‘Eau de Nil’ and later ‘Different Roads’ are where the album really gets interesting in terms of the piano lines. The Bley-esque Maguire thrives on the homespun aspect to ‘The Next Stage’ and we are back to the Konitz universe to an extent on ‘Wounded Landscape’ but Speake takes it a step further and this track is a wilderness of bass lines and rampaging bar-vaulting fourths and eighths juggling illusive atonality or tonality in its grandeur.
‘Dottles’ is free improv in the plinky plonky sense should you choose to use that phrase advisedly — I am being as accurate as possible and not pejorative — and as for the final five tracks: where they work best is when they find a simple theme which they often do and ornament it. ‘Armistice Sorry To Be Me’ is superb (‘Green Light’ the only weak track in an album of 16 tracks) and ‘Embrace’ finds Speake — think beyond style in a Britjazz timeline of alto sax icons: John Dankworth; Joe Harriott; Speake; Soweto Kinch — at his epic best. SG
Available via Bandcamp ***
The line-up for the Wednesday, Thursday and Friday of the Soho Jazz Week on the Soho-Live site is now available.
Wed 11 September
Artists include Ashley Henry, Jo Harrop and Cherise Adam Burnett. Full list
Thurs 12 September
Artists include Christian Brewer, Aydenne Simone and KoKo Collective. Full list
Fri 13 September
Artists include Andy Davies, Quentin Collins, Kitty la Roar and her trio. Full list
The Soho.Live Jazz Week website is here.
From the upcoming 16 August release of Crepuscule In Nickelsdorf by Trance Map+: Evan Parker, Matthew Wright, Adam Linson, John Coxon and Ashley Wales.
A seven part mix of field recordings, samples from cassettes, turntable scratching and live processing of Evan Parker saxophone recordings collective personnel are: Evan Parker, soprano saxophone; Matthew Wright, turntable, live sampling; Adam Linson, double bass, electronics; John Coxon, turntable, electronics; Ashley Wales, electronics. Think of the tracks so far as somehow conjuring a 21st century Turner electroacoustic seascape in a void far from home, all sense of reality upended in the churning turbulence of dreams.
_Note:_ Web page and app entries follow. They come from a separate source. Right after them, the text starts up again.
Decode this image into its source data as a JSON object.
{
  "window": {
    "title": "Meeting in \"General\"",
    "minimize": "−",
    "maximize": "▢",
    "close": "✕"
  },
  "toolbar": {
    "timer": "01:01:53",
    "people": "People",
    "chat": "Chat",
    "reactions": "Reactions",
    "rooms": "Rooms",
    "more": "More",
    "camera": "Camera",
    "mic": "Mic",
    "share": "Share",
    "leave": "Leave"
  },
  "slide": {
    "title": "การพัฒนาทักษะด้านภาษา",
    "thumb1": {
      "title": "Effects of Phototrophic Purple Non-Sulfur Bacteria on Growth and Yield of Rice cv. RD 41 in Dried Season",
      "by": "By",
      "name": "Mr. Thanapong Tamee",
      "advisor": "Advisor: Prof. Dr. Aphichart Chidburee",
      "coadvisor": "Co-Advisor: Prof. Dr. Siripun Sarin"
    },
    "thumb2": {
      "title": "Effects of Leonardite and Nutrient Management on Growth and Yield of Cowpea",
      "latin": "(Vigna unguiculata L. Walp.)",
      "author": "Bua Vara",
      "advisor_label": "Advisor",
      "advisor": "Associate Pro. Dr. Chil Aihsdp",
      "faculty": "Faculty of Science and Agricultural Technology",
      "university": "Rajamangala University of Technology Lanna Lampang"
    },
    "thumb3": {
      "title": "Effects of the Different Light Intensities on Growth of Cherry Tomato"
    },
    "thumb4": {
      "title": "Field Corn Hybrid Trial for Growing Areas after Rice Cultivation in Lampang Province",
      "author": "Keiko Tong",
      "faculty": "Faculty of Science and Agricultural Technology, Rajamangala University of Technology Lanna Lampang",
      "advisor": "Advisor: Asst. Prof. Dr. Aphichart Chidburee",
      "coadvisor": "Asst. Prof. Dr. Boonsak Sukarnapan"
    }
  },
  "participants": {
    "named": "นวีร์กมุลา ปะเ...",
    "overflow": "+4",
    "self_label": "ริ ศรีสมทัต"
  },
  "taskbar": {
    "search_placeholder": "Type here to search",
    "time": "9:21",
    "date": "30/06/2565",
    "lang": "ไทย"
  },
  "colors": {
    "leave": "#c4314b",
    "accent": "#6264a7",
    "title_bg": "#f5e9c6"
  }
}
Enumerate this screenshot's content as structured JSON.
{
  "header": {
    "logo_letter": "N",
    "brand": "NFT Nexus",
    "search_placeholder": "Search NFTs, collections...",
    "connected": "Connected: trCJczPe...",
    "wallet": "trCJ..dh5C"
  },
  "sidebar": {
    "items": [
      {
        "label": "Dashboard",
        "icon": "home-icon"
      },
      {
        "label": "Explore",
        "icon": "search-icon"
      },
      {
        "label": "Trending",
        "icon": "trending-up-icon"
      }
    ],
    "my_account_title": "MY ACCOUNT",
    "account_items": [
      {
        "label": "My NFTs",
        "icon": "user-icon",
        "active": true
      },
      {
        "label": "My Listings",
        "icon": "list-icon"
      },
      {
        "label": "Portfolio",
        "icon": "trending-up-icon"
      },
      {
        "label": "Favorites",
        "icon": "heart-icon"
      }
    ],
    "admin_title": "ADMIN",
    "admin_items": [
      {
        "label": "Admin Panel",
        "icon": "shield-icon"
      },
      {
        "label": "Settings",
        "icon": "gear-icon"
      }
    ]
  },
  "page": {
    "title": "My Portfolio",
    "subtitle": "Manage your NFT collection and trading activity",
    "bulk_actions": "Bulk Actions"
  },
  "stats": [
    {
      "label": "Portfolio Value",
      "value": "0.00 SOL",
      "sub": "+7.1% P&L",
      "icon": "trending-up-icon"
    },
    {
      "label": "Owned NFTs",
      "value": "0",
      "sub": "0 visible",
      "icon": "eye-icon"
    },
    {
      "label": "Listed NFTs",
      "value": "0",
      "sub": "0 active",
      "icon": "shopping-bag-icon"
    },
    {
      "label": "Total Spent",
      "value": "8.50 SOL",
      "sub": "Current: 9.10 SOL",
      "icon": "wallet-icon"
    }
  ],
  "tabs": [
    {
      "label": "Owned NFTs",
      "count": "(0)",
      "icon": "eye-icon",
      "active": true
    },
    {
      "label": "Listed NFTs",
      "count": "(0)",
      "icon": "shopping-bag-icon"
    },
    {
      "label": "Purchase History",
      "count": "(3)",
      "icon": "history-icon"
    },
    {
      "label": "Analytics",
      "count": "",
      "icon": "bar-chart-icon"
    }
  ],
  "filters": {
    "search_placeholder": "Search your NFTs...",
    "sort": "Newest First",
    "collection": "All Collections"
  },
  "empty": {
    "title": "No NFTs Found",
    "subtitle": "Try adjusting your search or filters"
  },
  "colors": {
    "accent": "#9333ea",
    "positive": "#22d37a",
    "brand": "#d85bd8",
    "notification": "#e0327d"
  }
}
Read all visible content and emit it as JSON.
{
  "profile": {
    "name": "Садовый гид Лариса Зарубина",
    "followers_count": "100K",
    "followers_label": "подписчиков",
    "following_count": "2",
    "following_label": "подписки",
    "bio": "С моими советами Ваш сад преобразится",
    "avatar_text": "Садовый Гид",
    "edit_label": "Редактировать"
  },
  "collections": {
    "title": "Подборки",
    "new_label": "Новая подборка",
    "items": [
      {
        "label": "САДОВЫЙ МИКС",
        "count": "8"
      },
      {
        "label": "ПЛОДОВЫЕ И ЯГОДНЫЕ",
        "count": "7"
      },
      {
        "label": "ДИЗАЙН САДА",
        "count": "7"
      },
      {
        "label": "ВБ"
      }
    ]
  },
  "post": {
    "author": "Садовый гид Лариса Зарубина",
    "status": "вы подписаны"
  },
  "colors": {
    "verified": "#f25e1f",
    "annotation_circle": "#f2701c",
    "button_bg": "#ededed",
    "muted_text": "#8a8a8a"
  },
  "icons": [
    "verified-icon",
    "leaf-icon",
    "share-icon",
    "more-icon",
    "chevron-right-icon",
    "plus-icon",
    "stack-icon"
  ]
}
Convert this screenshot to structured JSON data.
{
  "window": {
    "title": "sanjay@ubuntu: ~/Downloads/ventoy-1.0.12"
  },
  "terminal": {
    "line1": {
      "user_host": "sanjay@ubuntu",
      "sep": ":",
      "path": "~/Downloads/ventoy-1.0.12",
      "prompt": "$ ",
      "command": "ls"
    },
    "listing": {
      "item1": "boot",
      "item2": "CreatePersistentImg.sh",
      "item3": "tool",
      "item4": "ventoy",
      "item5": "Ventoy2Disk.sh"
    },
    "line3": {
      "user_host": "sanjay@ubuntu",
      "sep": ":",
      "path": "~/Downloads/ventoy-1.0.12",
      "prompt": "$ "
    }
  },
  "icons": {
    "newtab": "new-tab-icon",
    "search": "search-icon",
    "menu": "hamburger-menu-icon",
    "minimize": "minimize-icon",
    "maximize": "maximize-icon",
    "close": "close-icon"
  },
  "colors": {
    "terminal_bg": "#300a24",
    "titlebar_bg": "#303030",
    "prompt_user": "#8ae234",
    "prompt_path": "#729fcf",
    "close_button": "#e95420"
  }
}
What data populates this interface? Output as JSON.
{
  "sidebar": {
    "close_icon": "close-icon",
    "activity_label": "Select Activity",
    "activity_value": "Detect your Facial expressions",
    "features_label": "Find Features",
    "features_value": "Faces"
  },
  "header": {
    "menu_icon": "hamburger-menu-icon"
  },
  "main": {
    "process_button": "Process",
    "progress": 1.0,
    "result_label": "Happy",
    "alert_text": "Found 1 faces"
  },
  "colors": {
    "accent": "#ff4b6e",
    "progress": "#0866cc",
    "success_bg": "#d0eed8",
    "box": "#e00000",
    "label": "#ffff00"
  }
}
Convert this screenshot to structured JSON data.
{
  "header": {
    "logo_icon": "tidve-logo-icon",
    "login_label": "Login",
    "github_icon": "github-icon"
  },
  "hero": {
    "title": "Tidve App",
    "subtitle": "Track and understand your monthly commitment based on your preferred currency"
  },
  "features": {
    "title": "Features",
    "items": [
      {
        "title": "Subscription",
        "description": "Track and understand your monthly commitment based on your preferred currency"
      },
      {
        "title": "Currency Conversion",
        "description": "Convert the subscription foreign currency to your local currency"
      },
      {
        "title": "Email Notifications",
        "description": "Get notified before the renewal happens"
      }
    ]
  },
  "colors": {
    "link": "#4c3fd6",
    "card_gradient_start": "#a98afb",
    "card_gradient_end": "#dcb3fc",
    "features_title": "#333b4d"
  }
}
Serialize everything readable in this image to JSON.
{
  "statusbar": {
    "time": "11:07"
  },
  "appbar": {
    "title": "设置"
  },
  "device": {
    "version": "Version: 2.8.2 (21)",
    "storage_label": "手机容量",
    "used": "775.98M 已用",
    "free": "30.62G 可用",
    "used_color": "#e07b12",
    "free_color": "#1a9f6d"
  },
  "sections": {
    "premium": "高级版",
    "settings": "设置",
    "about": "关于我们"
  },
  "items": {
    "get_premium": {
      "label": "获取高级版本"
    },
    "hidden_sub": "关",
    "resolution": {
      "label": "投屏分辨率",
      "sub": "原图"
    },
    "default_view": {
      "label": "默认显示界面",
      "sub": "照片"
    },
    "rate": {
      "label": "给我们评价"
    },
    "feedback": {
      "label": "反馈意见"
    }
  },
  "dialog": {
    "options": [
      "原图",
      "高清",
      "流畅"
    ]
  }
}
Enjoying critical acclaim and now experiencing initial sales success, Nérija top the UK official jazz & blues album chart — a significant achievement.
Nérija are Nubya Garcia (tenor saxophone), Sheila Maurice-Grey (trumpet), Cassie Kinoshi (alto saxophone), Rosie Turton (trombone), Shirley Tetteh (guitar), Lizy Exell (drums) and Rio Kai (bass). Blume was released on 2 August.
Check out the woozy hard bop and Afrobeat-flavoured ‘Riverfest’ from the album, above.
Try these sounds from the Mario Pavone Dialect Trio, the bassist in a cooperative trio on the title track of Philosophy (issued by Clean Feed) recorded in the studio last summer in New Haven, Connecticut, with pianist Matt Mitchell and drummer Tyshawn Sorey. Swings ferociously in a loose open style, a great deal landing within the freebop idiom. Snap this one up. **** RECOMMENDED
Country singer Nathan Carter appeared on the second night of Shoreline and came on stage after the rain.
Carter, from Liverpool who lives in Enniskillen, and who is the biggest star in Irish country music and has been for quite a few years, wrote a song about Enniskillen called ‘Island Town’ and it was fitting that he was here on the island itself on a big stage in front of several hundred people inside the castle grounds, a place itself mentioned, in the song lyrics:
“The lights of the castle walls/they flicker across the water/and it seems to me/they have a life of their own.”
Carter, top, photo: marlbank, singing ‘Island Town’ a ballad to add to the town’s own tower of song: the latest since the lively ‘Fare Thee Well Enniskillen’ was famously rendered by the Clancy Brothers and Tommy Makem. Stephen Graham
Produced by Walter Smith III Harish Raghavan makes his debut as a leader — a quintet affair the bassist-composer joined by vibist Joel Ross, drummer Kweku Sumbry, pianist Micah Thomas, and altoist Immanuel Wilkins. The recording is titled Calls for Action and is to be issued by Whirlwind this autumn.
Harish Raghavan, publicity photo above